This has worked well for clients including Blackberry and, most recently, telecoms solutions provider THUS, which scored coverage in the trade press earlier this year by advising SMEs on how to measure ROI around VoIP technology.
For the canny marketer, the true value of PR is in maximising other activity. Whether it is a high-profile sponsorship, market research exercise or controversial ads, with forethought PR can earn some well-placed publicity, often for only the price of a press release or a phone call. Good examples are Dove, with its 'Campaign for real beauty', and AOL, which is urging consumers to discuss good and bad aspects of the internet.
In addition, as the importance of reputation grows as an indicator of a company's worth, the best PR campaigns also deliver added value by flagging up corporate responsibility.
The problem for many, however, is demonstrating ROI. As it is difficult to inject the rigorous measures applied to marketing spend elsewhere, often this is tackled with cuttings and dubious Advertising Value Equivalents (AVEs).
Aside from the questionable practice of comparing advertising with editorial impact, this raises arguments about measuring raw outputs, rather than refined results. So, if you are considering using PR, you should decide early on what will constitute demonstrable business success. This is a challenge with which the discipline will have to grapple as it expands.
It is clear that as marketers become less tied to conventional communication strategies, PR is uniquely placed to help organisations embrace changes in media consumption, digital growth and the increasing impact of horizontal peer-to-peer style influences.
As Jean Wylie, managing director of full-service PR agency Porter Novelli, says: 'It is not a case of what PR techniques are available to marketers. At its heart PR is about communicating to a range of audiences, and marketers need to choose the most appropriate channel to reach those audiences.'
CASE STUDY - TV LICENSING
Persuading people that a failure to buy a TV licence may result in a prosecution and a £1000 fine is difficult enough, but even more so when convincing students, whose consumption of traditional media is in steady decline.
This was the challenge facing TV Licensing. Working with a cluster of communications agencies, including Fishburn Hedges, the authority sought to increase licence sales year on year and reduce evasion.
It was approached using a range of tactics, including online media relations, student welcome packs and posters, stands at Freshers Fairs, and display boards in Student Union car-park spaces that read 'Reserved for TV Licensing detector vans'.
To support BBC on-air trails, an 'anti-joke' theme was employed for the PR activity, using lines such as 'What do you call a first-year student watching TV without a licence?
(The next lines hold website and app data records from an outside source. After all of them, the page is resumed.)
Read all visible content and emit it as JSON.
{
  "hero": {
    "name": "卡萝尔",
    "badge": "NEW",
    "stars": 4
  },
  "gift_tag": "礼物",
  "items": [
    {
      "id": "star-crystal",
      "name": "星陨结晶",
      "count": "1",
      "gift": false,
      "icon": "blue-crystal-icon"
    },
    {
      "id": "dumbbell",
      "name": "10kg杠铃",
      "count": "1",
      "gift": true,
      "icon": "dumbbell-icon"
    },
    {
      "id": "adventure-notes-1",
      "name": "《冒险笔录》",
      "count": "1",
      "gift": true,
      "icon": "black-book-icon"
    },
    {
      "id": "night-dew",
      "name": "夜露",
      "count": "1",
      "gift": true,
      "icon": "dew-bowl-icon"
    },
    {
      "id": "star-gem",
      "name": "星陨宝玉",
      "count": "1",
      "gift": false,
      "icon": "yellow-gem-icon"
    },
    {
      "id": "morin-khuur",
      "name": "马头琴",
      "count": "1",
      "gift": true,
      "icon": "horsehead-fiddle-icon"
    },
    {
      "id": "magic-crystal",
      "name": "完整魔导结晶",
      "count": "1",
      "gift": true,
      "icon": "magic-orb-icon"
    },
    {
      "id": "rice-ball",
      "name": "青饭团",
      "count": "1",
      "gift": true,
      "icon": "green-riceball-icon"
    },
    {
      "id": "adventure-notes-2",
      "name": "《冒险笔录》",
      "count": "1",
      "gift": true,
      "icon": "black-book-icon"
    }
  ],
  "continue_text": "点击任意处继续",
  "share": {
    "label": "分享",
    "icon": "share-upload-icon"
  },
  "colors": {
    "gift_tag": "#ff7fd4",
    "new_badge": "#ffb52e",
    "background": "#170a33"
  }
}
A first-time offender'.
All the PR initiatives were designed to amplify direct mail and advertising campaigns and warn students that TV Licensing would be visiting campuses for enforcement purposes.
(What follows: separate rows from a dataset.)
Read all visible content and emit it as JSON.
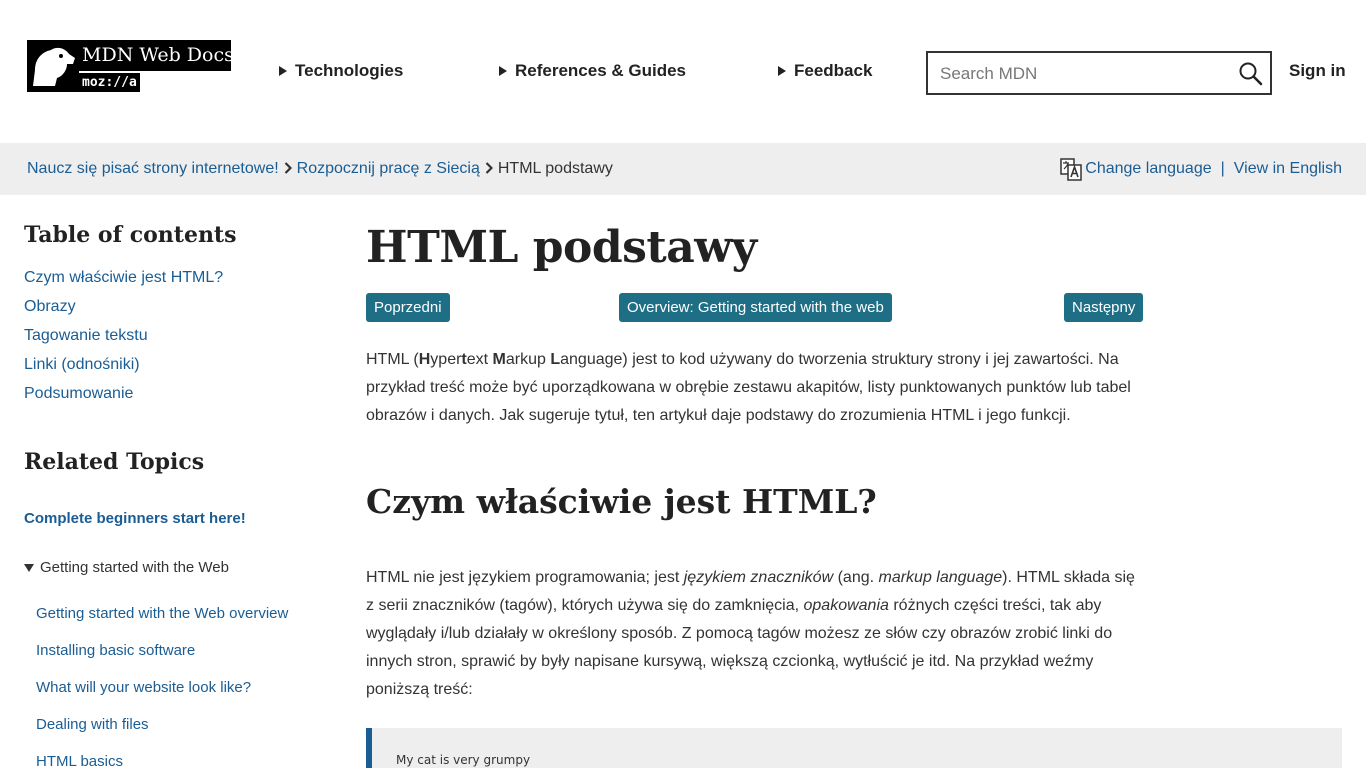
{
  "header": {
    "logo_title": "MDN Web Docs",
    "logo_sub": "moz://a",
    "nav": [
      "Technologies",
      "References & Guides",
      "Feedback"
    ],
    "search_placeholder": "Search MDN",
    "sign_in": "Sign in"
  },
  "breadcrumb": {
    "items": [
      "Naucz się pisać strony internetowe!",
      "Rozpocznij pracę z Siecią"
    ],
    "current": "HTML podstawy"
  },
  "language": {
    "change": "Change language",
    "separator": "|",
    "view_english": "View in English"
  },
  "sidebar": {
    "toc_title": "Table of contents",
    "toc_items": [
      "Czym właściwie jest HTML?",
      "Obrazy",
      "Tagowanie tekstu",
      "Linki (odnośniki)",
      "Podsumowanie"
    ],
    "related_title": "Related Topics",
    "related_start": "Complete beginners start here!",
    "related_group": "Getting started with the Web",
    "related_items": [
      "Getting started with the Web overview",
      "Installing basic software",
      "What will your website look like?",
      "Dealing with files",
      "HTML basics"
    ]
  },
  "main": {
    "title": "HTML podstawy",
    "buttons": {
      "prev": "Poprzedni",
      "overview": "Overview: Getting started with the web",
      "next": "Następny"
    },
    "intro": {
      "p1": "HTML (",
      "h": "H",
      "p2": "yper",
      "t": "t",
      "p3": "ext ",
      "m": "M",
      "p4": "arkup ",
      "l": "L",
      "p5": "anguage) jest to kod używany do tworzenia struktury strony i jej zawartości. Na przykład treść może być uporządkowana w obrębie zestawu akapitów, listy punktowanych punktów lub tabel obrazów i danych. Jak sugeruje tytuł, ten artykuł daje podstawy do zrozumienia HTML i jego funkcji."
    },
    "section_title": "Czym właściwie jest HTML?",
    "body": {
      "s1": "HTML nie jest językiem programowania; jest ",
      "em1": "językiem znaczników",
      "s2": " (ang. ",
      "em2": "markup language",
      "s3": "). HTML składa się z serii znaczników (tagów), których używa się do zamknięcia, ",
      "em3": "opakowania",
      "s4": " różnych części treści, tak aby wyglądały i/lub działały w określony sposób. Z pomocą tagów możesz ze słów czy obrazów zrobić linki do innych stron, sprawić by były napisane kursywą, większą czcionką, wytłuścić je itd. Na przykład weźmy poniższą treść:"
    },
    "example_text": "My cat is very grumpy"
  },
  "colors": {
    "link": "#1a5d94",
    "button": "#1e6e85",
    "bar": "#eeeeee"
  }
}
In an innovative move, the campaign used a unique system for tracking responses to PR-generated online editorial. Using techniques borrowed from media agency partner PHD, Fishburn Hedges was able to demonstrate that PR alone generated licensing sales of £350,000 on a budget of less than £100,000.
PR - DOS AND DON'TS
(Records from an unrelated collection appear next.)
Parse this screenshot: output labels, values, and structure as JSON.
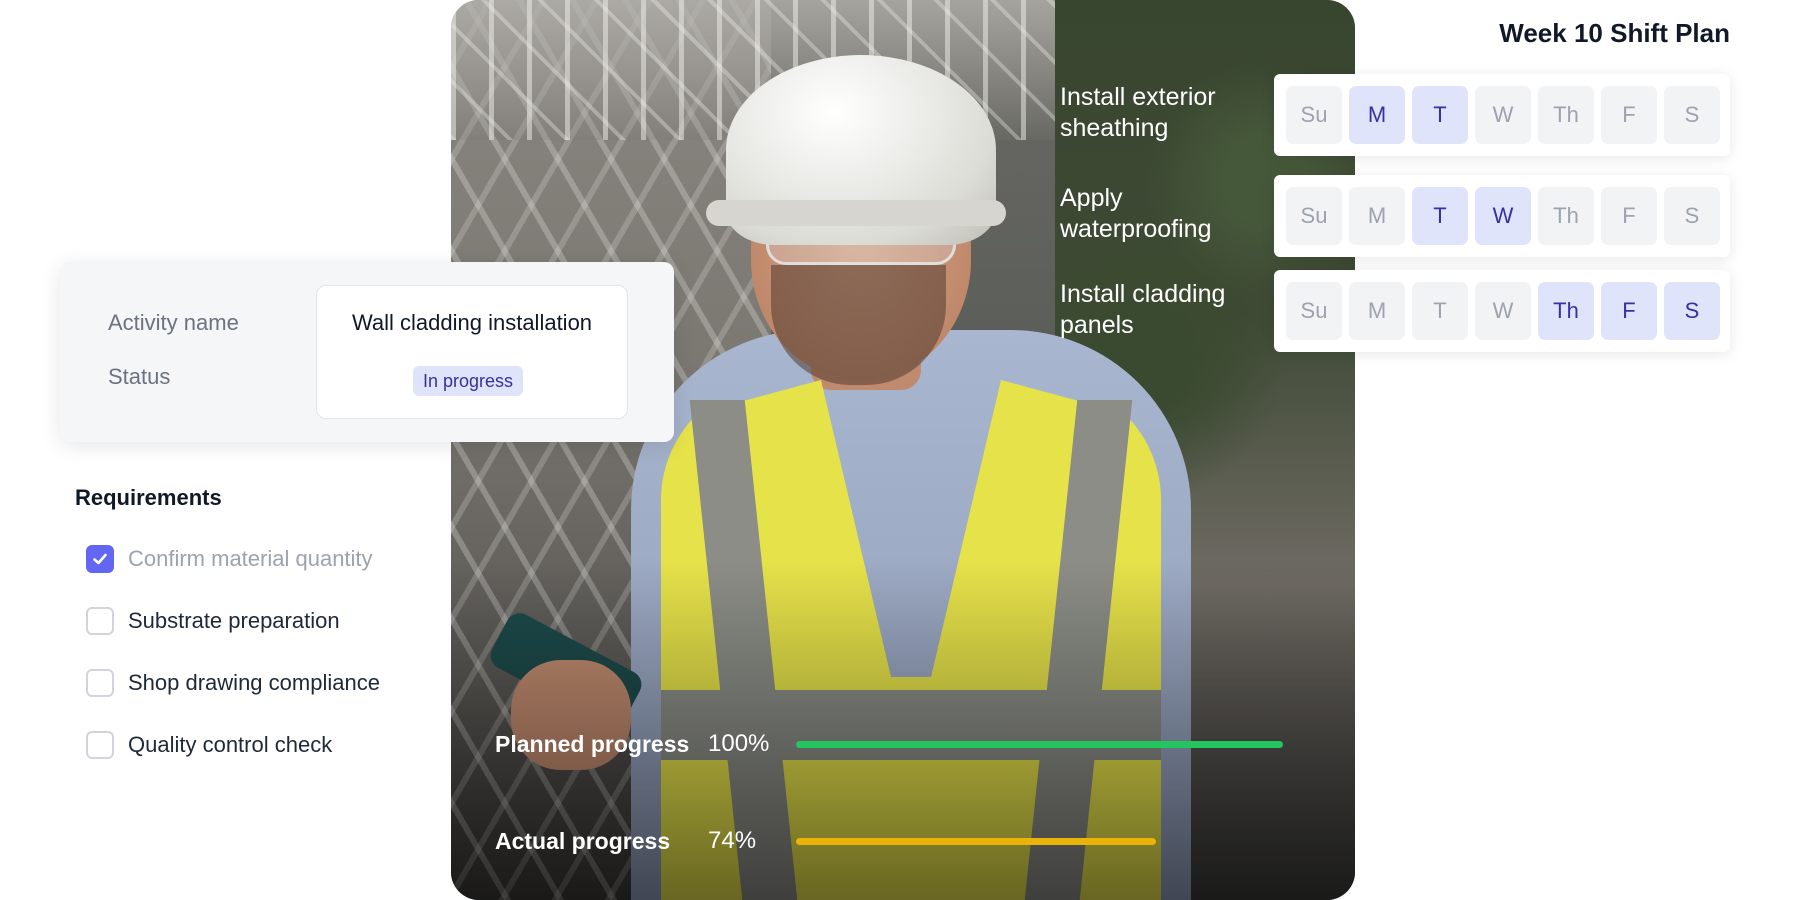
{
  "shift_plan": {
    "title": "Week 10 Shift Plan",
    "tasks": [
      {
        "name": "Install exterior sheathing",
        "days": [
          {
            "label": "Su",
            "active": false
          },
          {
            "label": "M",
            "active": true
          },
          {
            "label": "T",
            "active": true
          },
          {
            "label": "W",
            "active": false
          },
          {
            "label": "Th",
            "active": false
          },
          {
            "label": "F",
            "active": false
          },
          {
            "label": "S",
            "active": false
          }
        ]
      },
      {
        "name": "Apply waterproofing",
        "days": [
          {
            "label": "Su",
            "active": false
          },
          {
            "label": "M",
            "active": false
          },
          {
            "label": "T",
            "active": true
          },
          {
            "label": "W",
            "active": true
          },
          {
            "label": "Th",
            "active": false
          },
          {
            "label": "F",
            "active": false
          },
          {
            "label": "S",
            "active": false
          }
        ]
      },
      {
        "name": "Install cladding panels",
        "days": [
          {
            "label": "Su",
            "active": false
          },
          {
            "label": "M",
            "active": false
          },
          {
            "label": "T",
            "active": false
          },
          {
            "label": "W",
            "active": false
          },
          {
            "label": "Th",
            "active": true
          },
          {
            "label": "F",
            "active": true
          },
          {
            "label": "S",
            "active": true
          }
        ]
      }
    ]
  },
  "activity": {
    "name_label": "Activity name",
    "name_value": "Wall cladding installation",
    "status_label": "Status",
    "status_value": "In progress"
  },
  "requirements": {
    "title": "Requirements",
    "items": [
      {
        "label": "Confirm material quantity",
        "checked": true
      },
      {
        "label": "Substrate preparation",
        "checked": false
      },
      {
        "label": "Shop drawing compliance",
        "checked": false
      },
      {
        "label": "Quality control check",
        "checked": false
      }
    ]
  },
  "progress": {
    "planned": {
      "label": "Planned progress",
      "value_text": "100%",
      "fraction": 1.0,
      "color": "#22c55e"
    },
    "actual": {
      "label": "Actual progress",
      "value_text": "74%",
      "fraction": 0.74,
      "color": "#eab308"
    }
  },
  "colors": {
    "accent": "#6366f1",
    "active_day_bg": "#e0e4fb",
    "active_day_text": "#3730a3"
  }
}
DO take a holistic view of your communications, examining all audiences and stakeholders.
DO involve PR from the outset if you want well-researched, creative ideas rather than just a tactical add-on.
DO agree your messages, prioritise them and ensure that they pervade every communication.
DO ensure that PR is evaluated against clearly defined business objectives.
DON'T assume PR is just about media relations.
DON'T let the medium dictate the message.
DON'T forget that reputation is fragile; it has to be nurtured but also protected.